The problem
Please return each record exactly, leaving nothing out.
***
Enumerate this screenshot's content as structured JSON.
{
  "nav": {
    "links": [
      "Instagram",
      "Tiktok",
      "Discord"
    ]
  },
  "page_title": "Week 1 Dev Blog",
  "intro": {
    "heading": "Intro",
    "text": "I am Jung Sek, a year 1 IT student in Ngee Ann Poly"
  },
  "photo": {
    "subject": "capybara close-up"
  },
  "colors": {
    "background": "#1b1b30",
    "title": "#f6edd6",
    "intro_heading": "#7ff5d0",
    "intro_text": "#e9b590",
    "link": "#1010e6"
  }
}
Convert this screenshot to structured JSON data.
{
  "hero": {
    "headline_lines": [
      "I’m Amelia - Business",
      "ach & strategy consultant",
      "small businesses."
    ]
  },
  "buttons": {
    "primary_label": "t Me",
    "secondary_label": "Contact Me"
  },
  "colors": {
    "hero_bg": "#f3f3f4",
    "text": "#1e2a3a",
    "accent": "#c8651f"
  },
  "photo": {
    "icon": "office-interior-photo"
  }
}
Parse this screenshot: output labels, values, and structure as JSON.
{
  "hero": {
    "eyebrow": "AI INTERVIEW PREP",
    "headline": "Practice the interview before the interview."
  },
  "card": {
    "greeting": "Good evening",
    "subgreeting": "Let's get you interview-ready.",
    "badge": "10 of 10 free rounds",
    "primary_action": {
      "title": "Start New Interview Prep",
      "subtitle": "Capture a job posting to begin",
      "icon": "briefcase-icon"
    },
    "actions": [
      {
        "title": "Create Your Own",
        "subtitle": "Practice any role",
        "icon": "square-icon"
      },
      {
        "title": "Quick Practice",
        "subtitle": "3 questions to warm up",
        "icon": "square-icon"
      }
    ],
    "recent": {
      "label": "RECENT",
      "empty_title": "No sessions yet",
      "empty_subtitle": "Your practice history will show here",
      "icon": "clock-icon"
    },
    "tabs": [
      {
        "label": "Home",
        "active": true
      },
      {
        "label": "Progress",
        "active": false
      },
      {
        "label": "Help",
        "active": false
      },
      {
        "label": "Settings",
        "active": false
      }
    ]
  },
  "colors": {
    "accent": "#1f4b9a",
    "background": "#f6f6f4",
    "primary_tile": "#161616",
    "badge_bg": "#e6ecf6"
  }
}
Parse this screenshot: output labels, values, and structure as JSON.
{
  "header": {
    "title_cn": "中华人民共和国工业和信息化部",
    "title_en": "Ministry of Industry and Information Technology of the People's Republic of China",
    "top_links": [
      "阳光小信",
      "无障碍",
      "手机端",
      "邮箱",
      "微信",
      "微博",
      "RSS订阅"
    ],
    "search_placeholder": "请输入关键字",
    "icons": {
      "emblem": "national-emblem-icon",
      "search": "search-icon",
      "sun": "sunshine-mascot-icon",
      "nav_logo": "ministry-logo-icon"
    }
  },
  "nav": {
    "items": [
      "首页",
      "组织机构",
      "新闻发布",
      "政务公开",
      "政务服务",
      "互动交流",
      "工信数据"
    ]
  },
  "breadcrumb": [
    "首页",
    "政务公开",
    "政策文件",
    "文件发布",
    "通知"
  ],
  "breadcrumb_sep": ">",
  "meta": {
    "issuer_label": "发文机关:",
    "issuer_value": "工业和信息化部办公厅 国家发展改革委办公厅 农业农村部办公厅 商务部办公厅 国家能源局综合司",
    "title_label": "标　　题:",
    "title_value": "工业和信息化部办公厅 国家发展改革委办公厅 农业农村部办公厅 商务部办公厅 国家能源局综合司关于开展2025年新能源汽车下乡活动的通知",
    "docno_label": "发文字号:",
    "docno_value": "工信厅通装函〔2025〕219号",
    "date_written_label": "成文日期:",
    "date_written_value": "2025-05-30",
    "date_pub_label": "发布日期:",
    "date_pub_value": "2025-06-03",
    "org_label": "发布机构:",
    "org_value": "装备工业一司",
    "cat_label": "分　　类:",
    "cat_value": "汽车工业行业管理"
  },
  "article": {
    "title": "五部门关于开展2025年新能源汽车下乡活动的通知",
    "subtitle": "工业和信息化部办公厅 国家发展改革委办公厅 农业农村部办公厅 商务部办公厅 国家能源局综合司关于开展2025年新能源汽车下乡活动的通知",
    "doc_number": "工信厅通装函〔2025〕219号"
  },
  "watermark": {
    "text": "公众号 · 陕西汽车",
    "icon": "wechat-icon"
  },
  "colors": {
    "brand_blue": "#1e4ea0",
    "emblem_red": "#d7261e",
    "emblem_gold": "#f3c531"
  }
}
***
Output
Enumerate this screenshot's content as structured JSON.
{
  "nav": {
    "links": [
      "Instagram",
      "Tiktok",
      "Discord"
    ]
  },
  "page_title": "Week 1 Dev Blog",
  "intro": {
    "heading": "Intro",
    "text": "I am Jung Sek, a year 1 IT student in Ngee Ann Poly"
  },
  "photo": {
    "subject": "capybara close-up"
  },
  "colors": {
    "background": "#1b1b30",
    "title": "#f6edd6",
    "intro_heading": "#7ff5d0",
    "intro_text": "#e9b590",
    "link": "#1010e6"
  }
}
Convert this screenshot to structured JSON data.
{
  "hero": {
    "headline_lines": [
      "I’m Amelia - Business",
      "ach & strategy consultant",
      "small businesses."
    ]
  },
  "buttons": {
    "primary_label": "t Me",
    "secondary_label": "Contact Me"
  },
  "colors": {
    "hero_bg": "#f3f3f4",
    "text": "#1e2a3a",
    "accent": "#c8651f"
  },
  "photo": {
    "icon": "office-interior-photo"
  }
}
Parse this screenshot: output labels, values, and structure as JSON.
{
  "hero": {
    "eyebrow": "AI INTERVIEW PREP",
    "headline": "Practice the interview before the interview."
  },
  "card": {
    "greeting": "Good evening",
    "subgreeting": "Let's get you interview-ready.",
    "badge": "10 of 10 free rounds",
    "primary_action": {
      "title": "Start New Interview Prep",
      "subtitle": "Capture a job posting to begin",
      "icon": "briefcase-icon"
    },
    "actions": [
      {
        "title": "Create Your Own",
        "subtitle": "Practice any role",
        "icon": "square-icon"
      },
      {
        "title": "Quick Practice",
        "subtitle": "3 questions to warm up",
        "icon": "square-icon"
      }
    ],
    "recent": {
      "label": "RECENT",
      "empty_title": "No sessions yet",
      "empty_subtitle": "Your practice history will show here",
      "icon": "clock-icon"
    },
    "tabs": [
      {
        "label": "Home",
        "active": true
      },
      {
        "label": "Progress",
        "active": false
      },
      {
        "label": "Help",
        "active": false
      },
      {
        "label": "Settings",
        "active": false
      }
    ]
  },
  "colors": {
    "accent": "#1f4b9a",
    "background": "#f6f6f4",
    "primary_tile": "#161616",
    "badge_bg": "#e6ecf6"
  }
}
Parse this screenshot: output labels, values, and structure as JSON.
{
  "header": {
    "title_cn": "中华人民共和国工业和信息化部",
    "title_en": "Ministry of Industry and Information Technology of the People's Republic of China",
    "top_links": [
      "阳光小信",
      "无障碍",
      "手机端",
      "邮箱",
      "微信",
      "微博",
      "RSS订阅"
    ],
    "search_placeholder": "请输入关键字",
    "icons": {
      "emblem": "national-emblem-icon",
      "search": "search-icon",
      "sun": "sunshine-mascot-icon",
      "nav_logo": "ministry-logo-icon"
    }
  },
  "nav": {
    "items": [
      "首页",
      "组织机构",
      "新闻发布",
      "政务公开",
      "政务服务",
      "互动交流",
      "工信数据"
    ]
  },
  "breadcrumb": [
    "首页",
    "政务公开",
    "政策文件",
    "文件发布",
    "通知"
  ],
  "breadcrumb_sep": ">",
  "meta": {
    "issuer_label": "发文机关:",
    "issuer_value": "工业和信息化部办公厅 国家发展改革委办公厅 农业农村部办公厅 商务部办公厅 国家能源局综合司",
    "title_label": "标　　题:",
    "title_value": "工业和信息化部办公厅 国家发展改革委办公厅 农业农村部办公厅 商务部办公厅 国家能源局综合司关于开展2025年新能源汽车下乡活动的通知",
    "docno_label": "发文字号:",
    "docno_value": "工信厅通装函〔2025〕219号",
    "date_written_label": "成文日期:",
    "date_written_value": "2025-05-30",
    "date_pub_label": "发布日期:",
    "date_pub_value": "2025-06-03",
    "org_label": "发布机构:",
    "org_value": "装备工业一司",
    "cat_label": "分　　类:",
    "cat_value": "汽车工业行业管理"
  },
  "article": {
    "title": "五部门关于开展2025年新能源汽车下乡活动的通知",
    "subtitle": "工业和信息化部办公厅 国家发展改革委办公厅 农业农村部办公厅 商务部办公厅 国家能源局综合司关于开展2025年新能源汽车下乡活动的通知",
    "doc_number": "工信厅通装函〔2025〕219号"
  },
  "watermark": {
    "text": "公众号 · 陕西汽车",
    "icon": "wechat-icon"
  },
  "colors": {
    "brand_blue": "#1e4ea0",
    "emblem_red": "#d7261e",
    "emblem_gold": "#f3c531"
  }
}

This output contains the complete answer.